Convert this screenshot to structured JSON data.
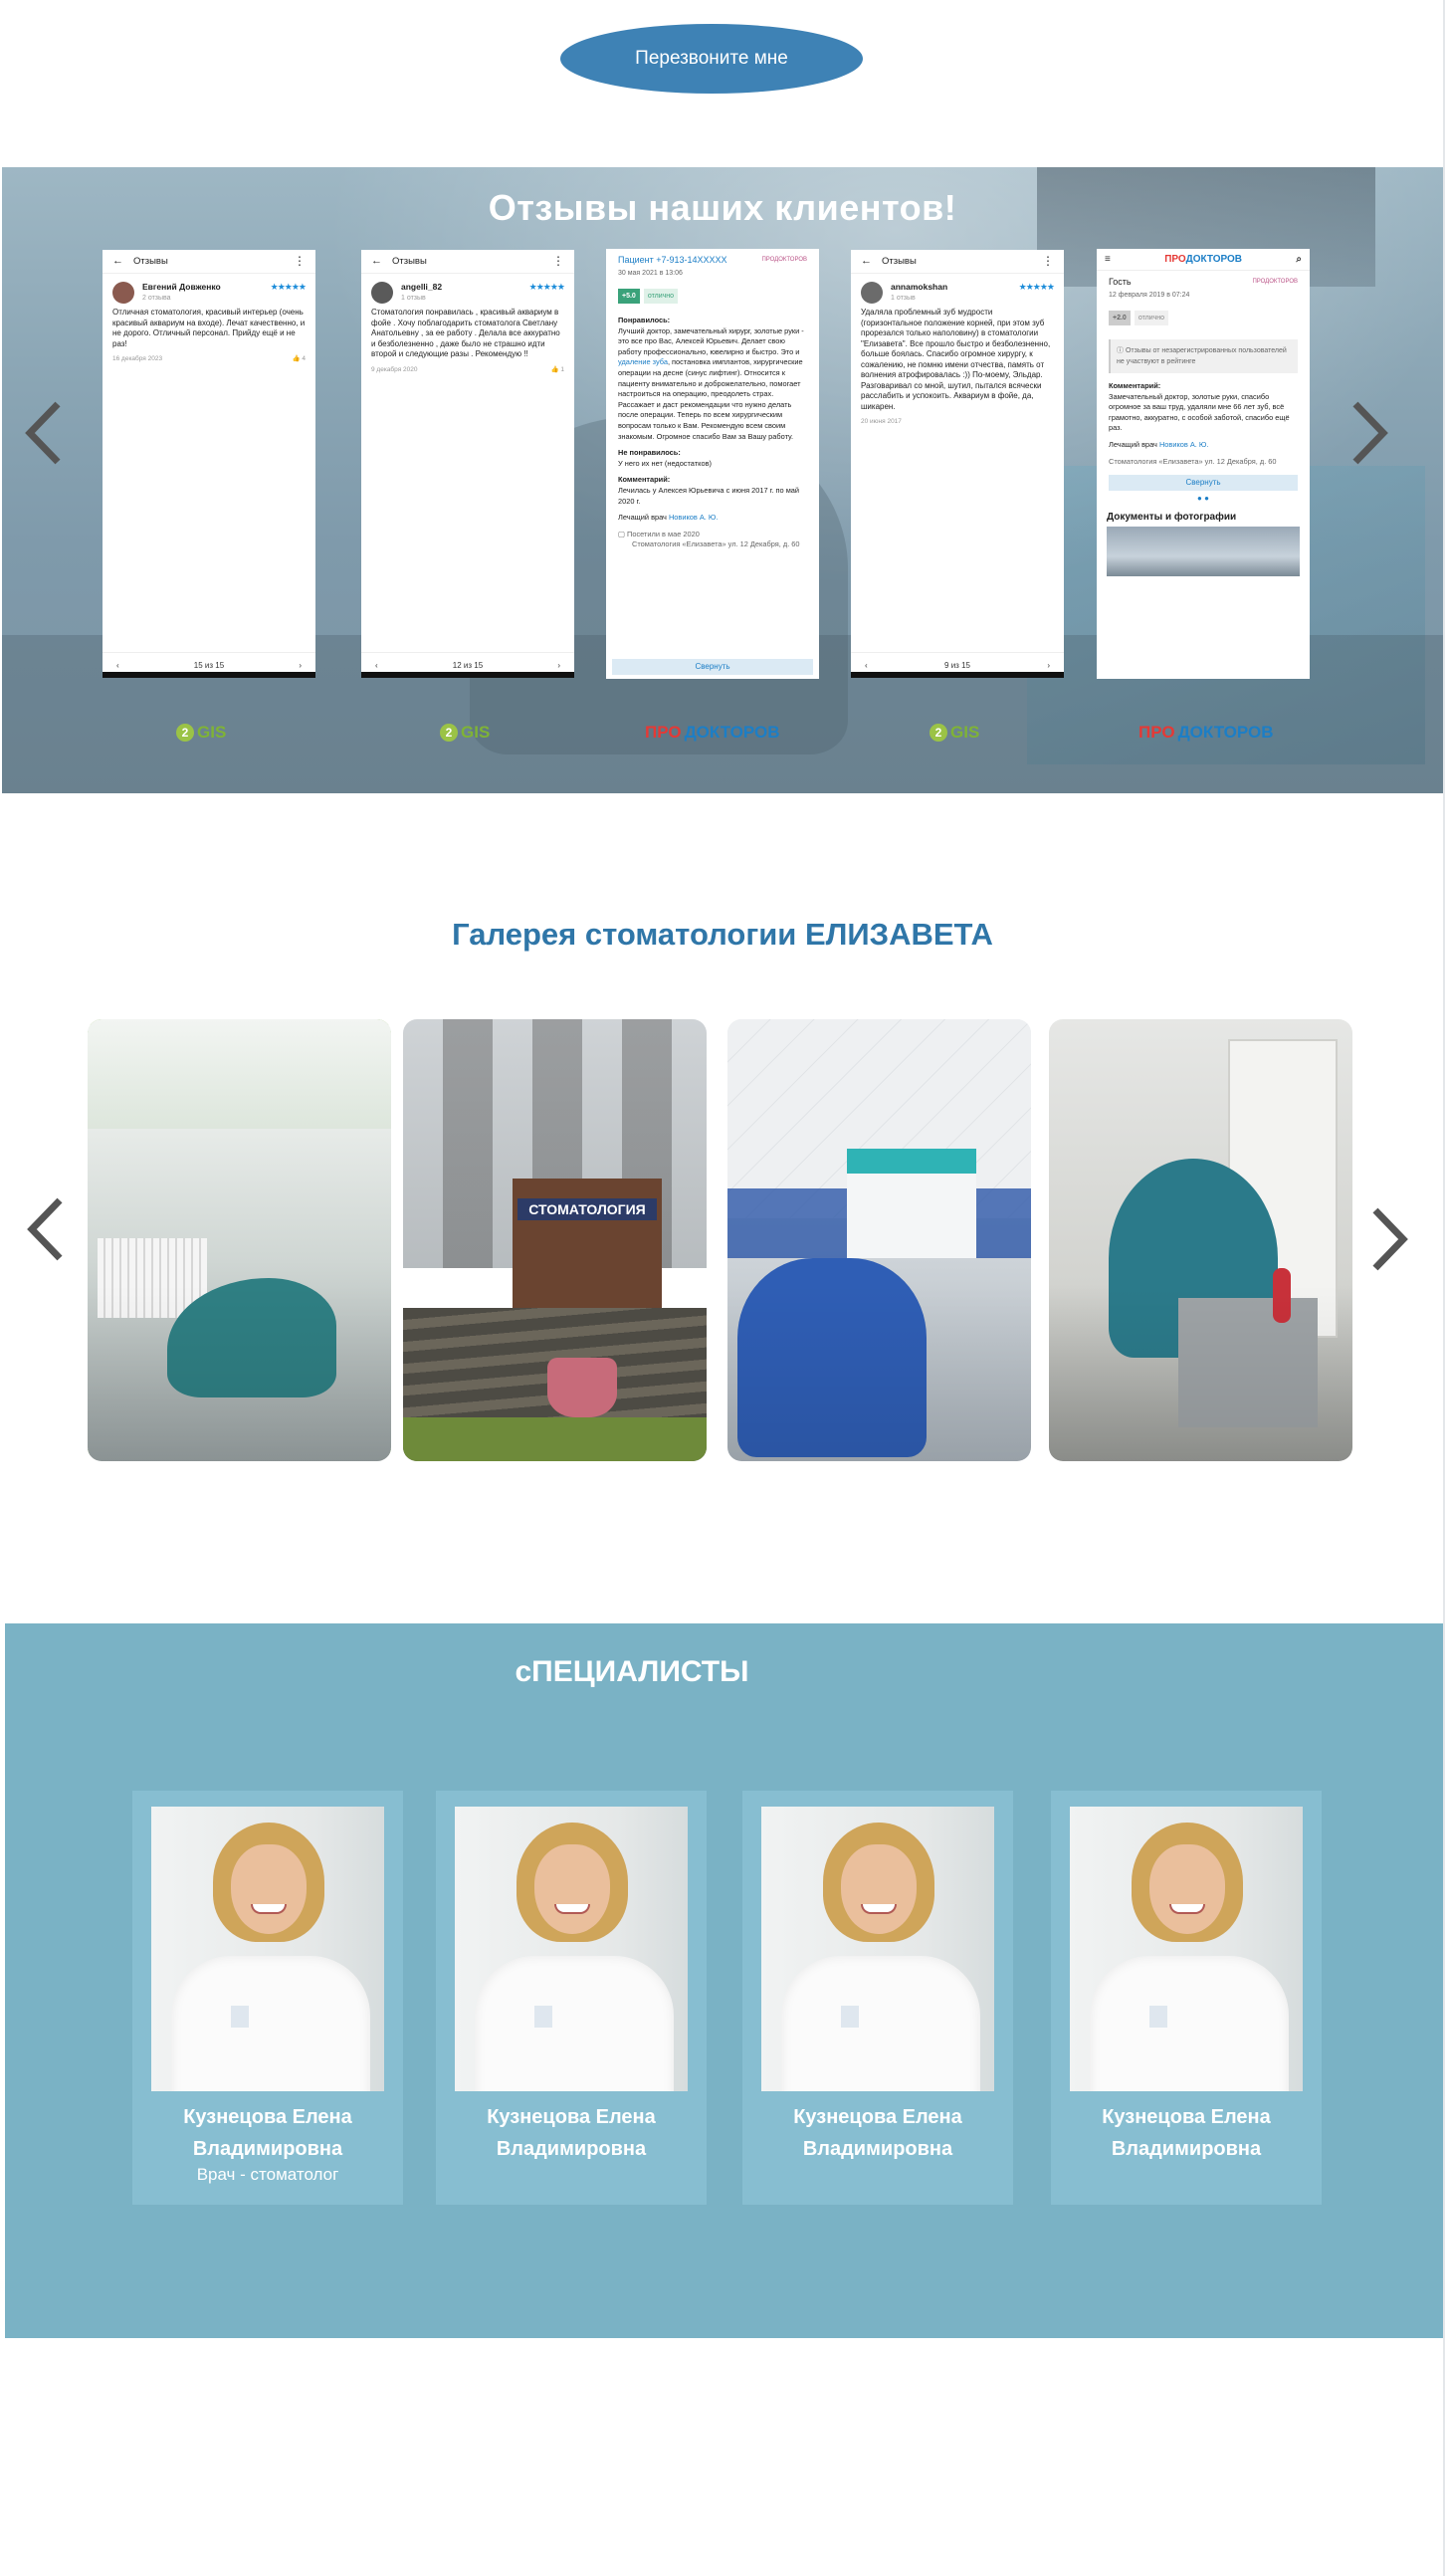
{
  "callback": {
    "label": "Перезвоните мне"
  },
  "reviews": {
    "title": "Отзывы наших клиентов!",
    "cards": [
      {
        "screen_title": "Отзывы",
        "user": "Евгений Довженко",
        "user_meta": "2 отзыва",
        "stars": "★★★★★",
        "text": "Отличная стоматология, красивый интерьер (очень красивый аквариум на входе). Лечат качественно, и не дорого. Отличный персонал. Прийду ещё и не раз!",
        "date": "16 декабря 2023",
        "likes": "4",
        "pager": "15 из 15"
      },
      {
        "screen_title": "Отзывы",
        "user": "angelli_82",
        "user_meta": "1 отзыв",
        "stars": "★★★★★",
        "text": "Стоматология понравилась , красивый аквариум в фойе . Хочу поблагодарить стоматолога Светлану Анатольевну , за ее работу . Делала все аккуратно и безболезненно , даже было не страшно идти второй и следующие разы . Рекомендую !!",
        "date": "9 декабря 2020",
        "likes": "1",
        "pager": "12 из 15"
      },
      {
        "patient": "Пациент +7-913-14XXXXX",
        "source_tag": "ПРОДОКТОРОВ",
        "date": "30 мая 2021 в 13:06",
        "score": "+5.0",
        "score_label": "отлично",
        "liked_label": "Понравилось:",
        "liked_text": "Лучший доктор, замечательный хирург, золотые руки - это все про Вас, Алексей Юрьевич. Делает свою работу профессионально, ювелирно и быстро. Это и",
        "liked_link": "удаление зуба",
        "liked_text2": ", постановка имплантов, хирургические операции на десне (синус лифтинг). Относится к пациенту внимательно и доброжелательно, помогает настроиться на операцию, преодолеть страх. Рассажает и даст рекомендации что нужно делать после операции. Теперь по всем хирургическим вопросам только к Вам. Рекомендую всем своим знакомым. Огромное спасибо Вам за Вашу работу.",
        "disliked_label": "Не понравилось:",
        "disliked_text": "У него их нет (недостатков)",
        "comment_label": "Комментарий:",
        "comment_text": "Лечилась у Алексея Юрьевича с июня 2017 г. по май 2020 г.",
        "doctor_label": "Лечащий врач",
        "doctor": "Новиков А. Ю.",
        "visit": "Посетили в мае 2020",
        "clinic": "Стоматология «Елизавета» ул. 12 Декабря, д. 60",
        "collapse": "Свернуть"
      },
      {
        "screen_title": "Отзывы",
        "user": "annamokshan",
        "user_meta": "1 отзыв",
        "stars": "★★★★★",
        "text": "Удаляла проблемный зуб мудрости (горизонтальное положение корней, при этом зуб прорезался только наполовину) в стоматологии \"Елизавета\". Все прошло быстро и безболезненно, больше боялась. Спасибо огромное хирургу, к сожалению, не помню имени отчества, память от волнения атрофировалась :)) По-моему, Эльдар. Разговаривал со мной, шутил, пытался всячески расслабить и успокоить. Аквариум в фойе, да, шикарен.",
        "date": "20 июня 2017",
        "likes": "",
        "pager": "9 из 15"
      },
      {
        "logo_a": "ПРО",
        "logo_b": "ДОКТОРОВ",
        "guest": "Гость",
        "source_tag": "ПРОДОКТОРОВ",
        "date": "12 февраля 2019 в 07:24",
        "score": "+2.0",
        "score_label": "отлично",
        "note": "Отзывы от незарегистрированных пользователей не участвуют в рейтинге",
        "comment_label": "Комментарий:",
        "comment_text": "Замечательный доктор, золотые руки, спасибо огромное за ваш труд, удаляли мне 66 лет зуб, всё грамотно, аккуратно, с особой заботой, спасибо ещё раз.",
        "doctor_label": "Лечащий врач",
        "doctor": "Новиков А. Ю.",
        "clinic": "Стоматология «Елизавета» ул. 12 Декабря, д. 60",
        "collapse": "Свернуть",
        "docs_title": "Документы и фотографии"
      }
    ],
    "brands": [
      "2GIS",
      "2GIS",
      "ПРОДОКТОРОВ",
      "2GIS",
      "ПРОДОКТОРОВ"
    ],
    "brand_2gis_num": "2",
    "brand_2gis_text": "GIS",
    "brand_pd_a": "ПРО",
    "brand_pd_b": "ДОКТОРОВ"
  },
  "gallery": {
    "title": "Галерея стоматологии ЕЛИЗАВЕТА",
    "sign_text": "СТОМАТОЛОГИЯ"
  },
  "specialists": {
    "title": "сПЕЦИАЛИСТЫ",
    "items": [
      {
        "name_line1": "Кузнецова Елена",
        "name_line2": "Владимировна",
        "role": "Врач - стоматолог"
      },
      {
        "name_line1": "Кузнецова Елена",
        "name_line2": "Владимировна",
        "role": ""
      },
      {
        "name_line1": "Кузнецова Елена",
        "name_line2": "Владимировна",
        "role": ""
      },
      {
        "name_line1": "Кузнецова Елена",
        "name_line2": "Владимировна",
        "role": ""
      }
    ]
  },
  "colors": {
    "accent": "#3e82b5",
    "specialists_bg": "#7ab2c5",
    "gallery_title": "#2f76a8"
  }
}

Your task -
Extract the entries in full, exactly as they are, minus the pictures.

Completed task -
Convert this screenshot to structured JSON data.
{
  "callback": {
    "label": "Перезвоните мне"
  },
  "reviews": {
    "title": "Отзывы наших клиентов!",
    "cards": [
      {
        "screen_title": "Отзывы",
        "user": "Евгений Довженко",
        "user_meta": "2 отзыва",
        "stars": "★★★★★",
        "text": "Отличная стоматология, красивый интерьер (очень красивый аквариум на входе). Лечат качественно, и не дорого. Отличный персонал. Прийду ещё и не раз!",
        "date": "16 декабря 2023",
        "likes": "4",
        "pager": "15 из 15"
      },
      {
        "screen_title": "Отзывы",
        "user": "angelli_82",
        "user_meta": "1 отзыв",
        "stars": "★★★★★",
        "text": "Стоматология понравилась , красивый аквариум в фойе . Хочу поблагодарить стоматолога Светлану Анатольевну , за ее работу . Делала все аккуратно и безболезненно , даже было не страшно идти второй и следующие разы . Рекомендую !!",
        "date": "9 декабря 2020",
        "likes": "1",
        "pager": "12 из 15"
      },
      {
        "patient": "Пациент +7-913-14XXXXX",
        "source_tag": "ПРОДОКТОРОВ",
        "date": "30 мая 2021 в 13:06",
        "score": "+5.0",
        "score_label": "отлично",
        "liked_label": "Понравилось:",
        "liked_text": "Лучший доктор, замечательный хирург, золотые руки - это все про Вас, Алексей Юрьевич. Делает свою работу профессионально, ювелирно и быстро. Это и",
        "liked_link": "удаление зуба",
        "liked_text2": ", постановка имплантов, хирургические операции на десне (синус лифтинг). Относится к пациенту внимательно и доброжелательно, помогает настроиться на операцию, преодолеть страх. Рассажает и даст рекомендации что нужно делать после операции. Теперь по всем хирургическим вопросам только к Вам. Рекомендую всем своим знакомым. Огромное спасибо Вам за Вашу работу.",
        "disliked_label": "Не понравилось:",
        "disliked_text": "У него их нет (недостатков)",
        "comment_label": "Комментарий:",
        "comment_text": "Лечилась у Алексея Юрьевича с июня 2017 г. по май 2020 г.",
        "doctor_label": "Лечащий врач",
        "doctor": "Новиков А. Ю.",
        "visit": "Посетили в мае 2020",
        "clinic": "Стоматология «Елизавета» ул. 12 Декабря, д. 60",
        "collapse": "Свернуть"
      },
      {
        "screen_title": "Отзывы",
        "user": "annamokshan",
        "user_meta": "1 отзыв",
        "stars": "★★★★★",
        "text": "Удаляла проблемный зуб мудрости (горизонтальное положение корней, при этом зуб прорезался только наполовину) в стоматологии \"Елизавета\". Все прошло быстро и безболезненно, больше боялась. Спасибо огромное хирургу, к сожалению, не помню имени отчества, память от волнения атрофировалась :)) По-моему, Эльдар. Разговаривал со мной, шутил, пытался всячески расслабить и успокоить. Аквариум в фойе, да, шикарен.",
        "date": "20 июня 2017",
        "likes": "",
        "pager": "9 из 15"
      },
      {
        "logo_a": "ПРО",
        "logo_b": "ДОКТОРОВ",
        "guest": "Гость",
        "source_tag": "ПРОДОКТОРОВ",
        "date": "12 февраля 2019 в 07:24",
        "score": "+2.0",
        "score_label": "отлично",
        "note": "Отзывы от незарегистрированных пользователей не участвуют в рейтинге",
        "comment_label": "Комментарий:",
        "comment_text": "Замечательный доктор, золотые руки, спасибо огромное за ваш труд, удаляли мне 66 лет зуб, всё грамотно, аккуратно, с особой заботой, спасибо ещё раз.",
        "doctor_label": "Лечащий врач",
        "doctor": "Новиков А. Ю.",
        "clinic": "Стоматология «Елизавета» ул. 12 Декабря, д. 60",
        "collapse": "Свернуть",
        "docs_title": "Документы и фотографии"
      }
    ],
    "brands": [
      "2GIS",
      "2GIS",
      "ПРОДОКТОРОВ",
      "2GIS",
      "ПРОДОКТОРОВ"
    ],
    "brand_2gis_num": "2",
    "brand_2gis_text": "GIS",
    "brand_pd_a": "ПРО",
    "brand_pd_b": "ДОКТОРОВ"
  },
  "gallery": {
    "title": "Галерея стоматологии ЕЛИЗАВЕТА",
    "sign_text": "СТОМАТОЛОГИЯ"
  },
  "specialists": {
    "title": "сПЕЦИАЛИСТЫ",
    "items": [
      {
        "name_line1": "Кузнецова Елена",
        "name_line2": "Владимировна",
        "role": "Врач - стоматолог"
      },
      {
        "name_line1": "Кузнецова Елена",
        "name_line2": "Владимировна",
        "role": ""
      },
      {
        "name_line1": "Кузнецова Елена",
        "name_line2": "Владимировна",
        "role": ""
      },
      {
        "name_line1": "Кузнецова Елена",
        "name_line2": "Владимировна",
        "role": ""
      }
    ]
  },
  "colors": {
    "accent": "#3e82b5",
    "specialists_bg": "#7ab2c5",
    "gallery_title": "#2f76a8"
  }
}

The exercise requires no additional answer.